▶ _Your goal_:
Report back each line of the data that contains the word "생성됩니다".

Component data from apps and pages:
**********

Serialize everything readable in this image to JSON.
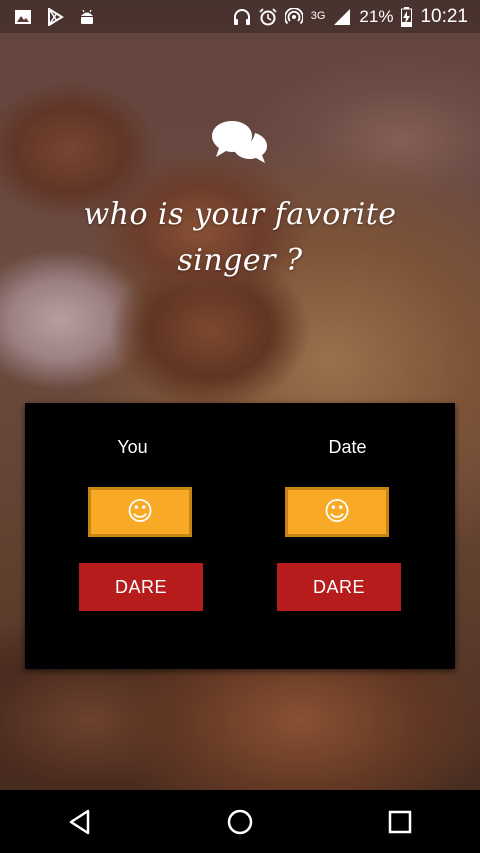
{
  "status_bar": {
    "network_type": "3G",
    "battery_percent": "21%",
    "time": "10:21",
    "icons": [
      "gallery-icon",
      "play-store-icon",
      "android-icon",
      "headphones-icon",
      "alarm-icon",
      "hotspot-icon",
      "signal-icon",
      "battery-charging-icon"
    ]
  },
  "header": {
    "icon": "chat-bubbles-icon",
    "question": "who is your favorite singer ?"
  },
  "panel": {
    "you": {
      "label": "You",
      "emoji": "☺",
      "dare_label": "DARE"
    },
    "date": {
      "label": "Date",
      "emoji": "☺",
      "dare_label": "DARE"
    }
  },
  "nav_bar": {
    "icons": [
      "back-icon",
      "home-icon",
      "recents-icon"
    ]
  },
  "colors": {
    "panel_bg": "#000000",
    "emoji_button": "#f8a926",
    "dare_button": "#b71c1c"
  }
}
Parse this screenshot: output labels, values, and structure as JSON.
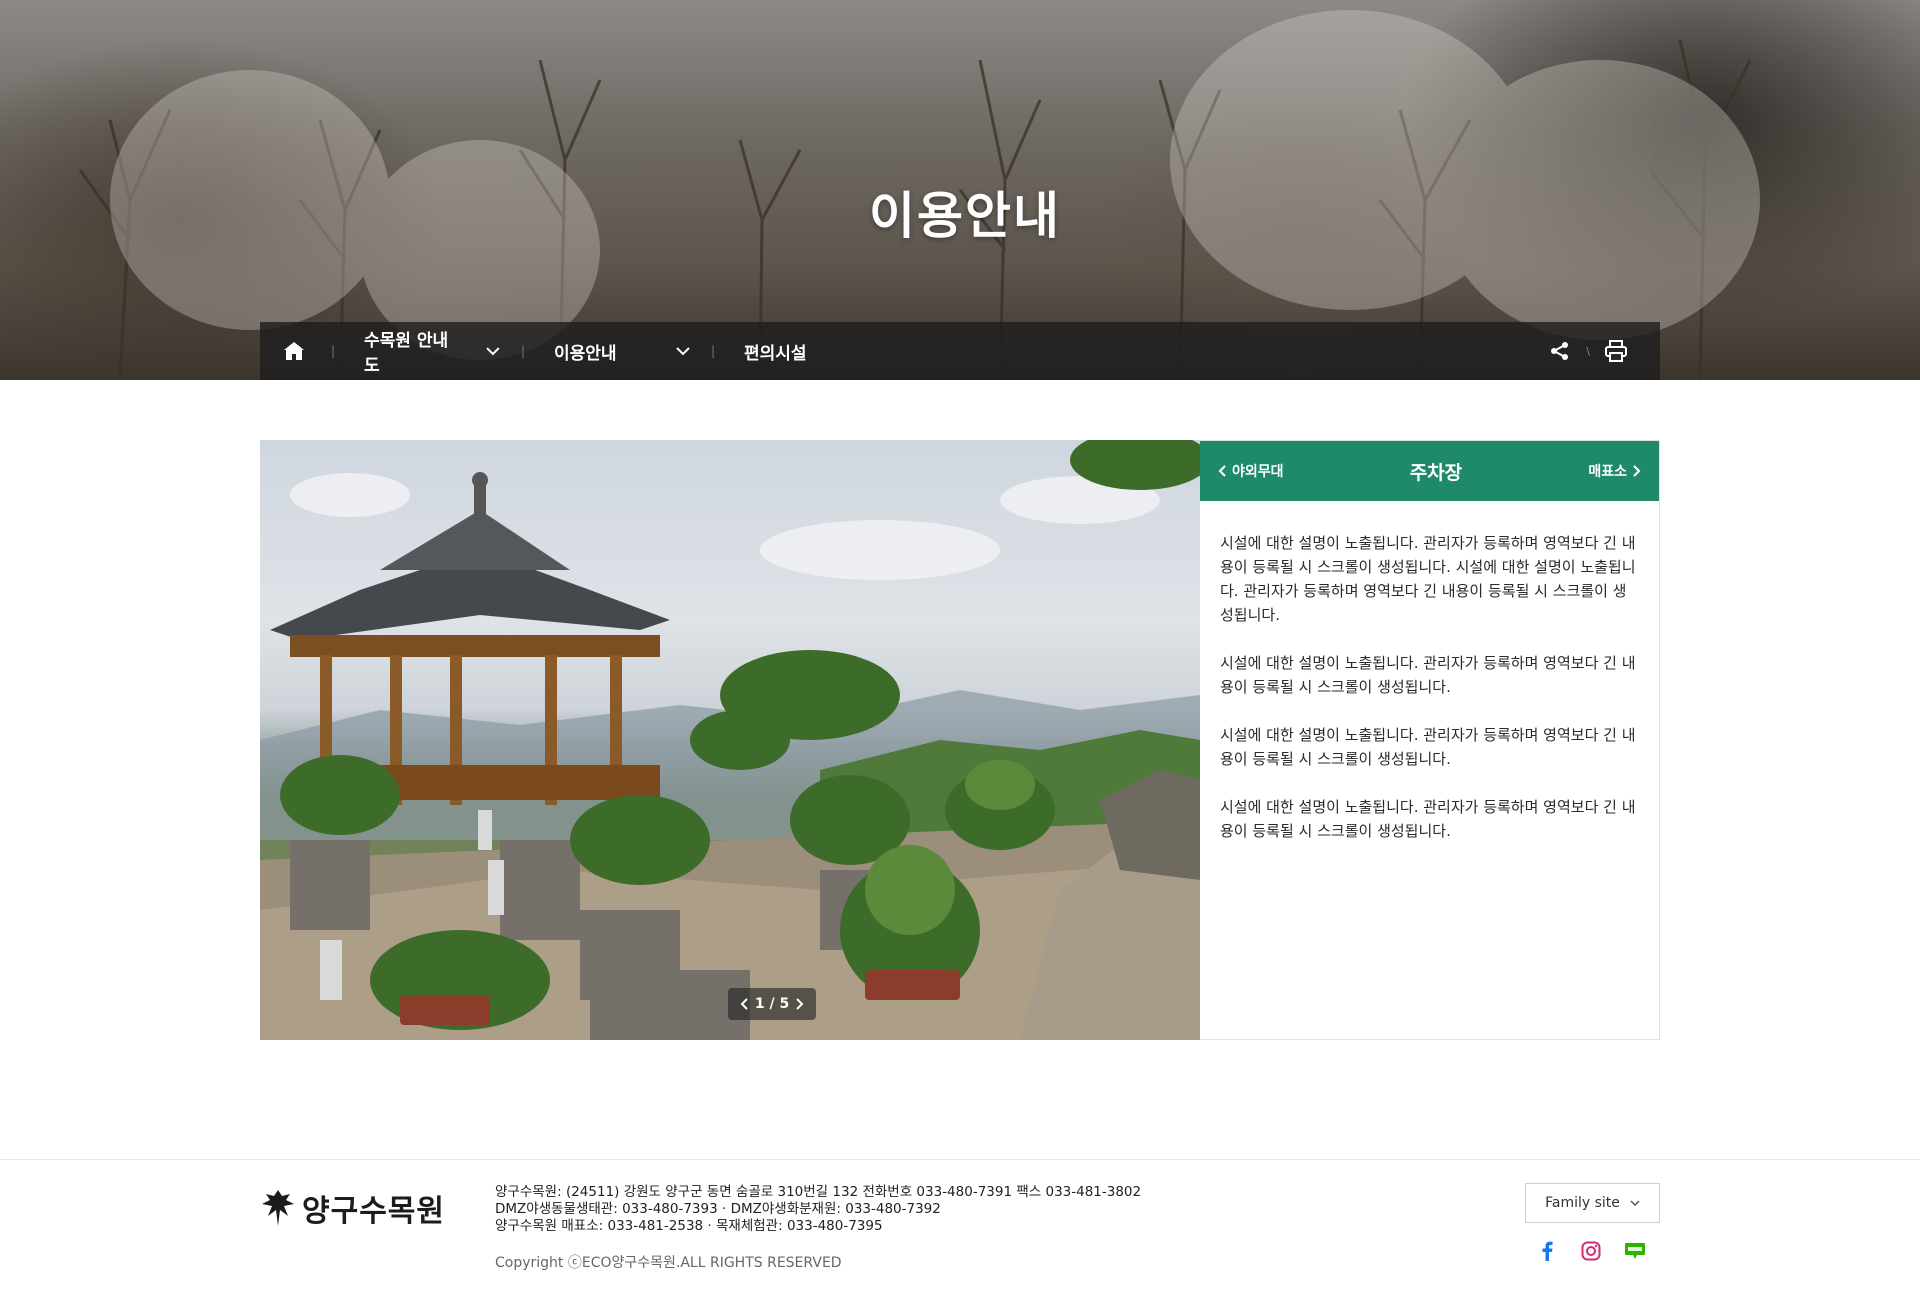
{
  "hero": {
    "title": "이용안내"
  },
  "location": {
    "home_icon": "home-icon",
    "items": [
      {
        "label": "수목원 안내도"
      },
      {
        "label": "이용안내"
      },
      {
        "label": "편의시설"
      }
    ],
    "share_icon": "share-icon",
    "print_icon": "print-icon"
  },
  "gallery": {
    "current": "1",
    "total": "5",
    "separator": "/"
  },
  "facility": {
    "prev_label": "야외무대",
    "title": "주차장",
    "next_label": "매표소",
    "header_color": "#1e8a6a",
    "paragraphs": [
      "시설에 대한 설명이 노출됩니다. 관리자가 등록하며 영역보다 긴 내용이 등록될 시 스크롤이 생성됩니다. 시설에 대한 설명이 노출됩니다. 관리자가 등록하며 영역보다 긴 내용이 등록될 시 스크롤이 생성됩니다.",
      "시설에 대한 설명이 노출됩니다. 관리자가 등록하며 영역보다 긴 내용이 등록될 시 스크롤이 생성됩니다.",
      "시설에 대한 설명이 노출됩니다. 관리자가 등록하며 영역보다 긴 내용이 등록될 시 스크롤이 생성됩니다.",
      "시설에 대한 설명이 노출됩니다. 관리자가 등록하며 영역보다 긴 내용이 등록될 시 스크롤이 생성됩니다."
    ]
  },
  "footer": {
    "logo_text": "양구수목원",
    "info_lines": [
      "양구수목원: (24511) 강원도 양구군 동면 숨골로 310번길 132 전화번호 033-480-7391 팩스 033-481-3802",
      "DMZ야생동물생태관: 033-480-7393 · DMZ야생화분재원: 033-480-7392",
      "양구수목원 매표소: 033-481-2538 · 목재체험관: 033-480-7395"
    ],
    "copyright": "Copyright ⓒECO양구수목원.ALL RIGHTS RESERVED",
    "family_site": "Family site",
    "sns": [
      "facebook-icon",
      "instagram-icon",
      "blog-icon"
    ]
  }
}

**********

▶ _Response to the task_:
      "시설에 대한 설명이 노출됩니다. 관리자가 등록하며 영역보다 긴 내용이 등록될 시 스크롤이 생성됩니다. 시설에 대한 설명이 노출됩니다. 관리자가 등록하며 영역보다 긴 내용이 등록될 시 스크롤이 생성됩니다.",
      "시설에 대한 설명이 노출됩니다. 관리자가 등록하며 영역보다 긴 내용이 등록될 시 스크롤이 생성됩니다.",
      "시설에 대한 설명이 노출됩니다. 관리자가 등록하며 영역보다 긴 내용이 등록될 시 스크롤이 생성됩니다.",
      "시설에 대한 설명이 노출됩니다. 관리자가 등록하며 영역보다 긴 내용이 등록될 시 스크롤이 생성됩니다."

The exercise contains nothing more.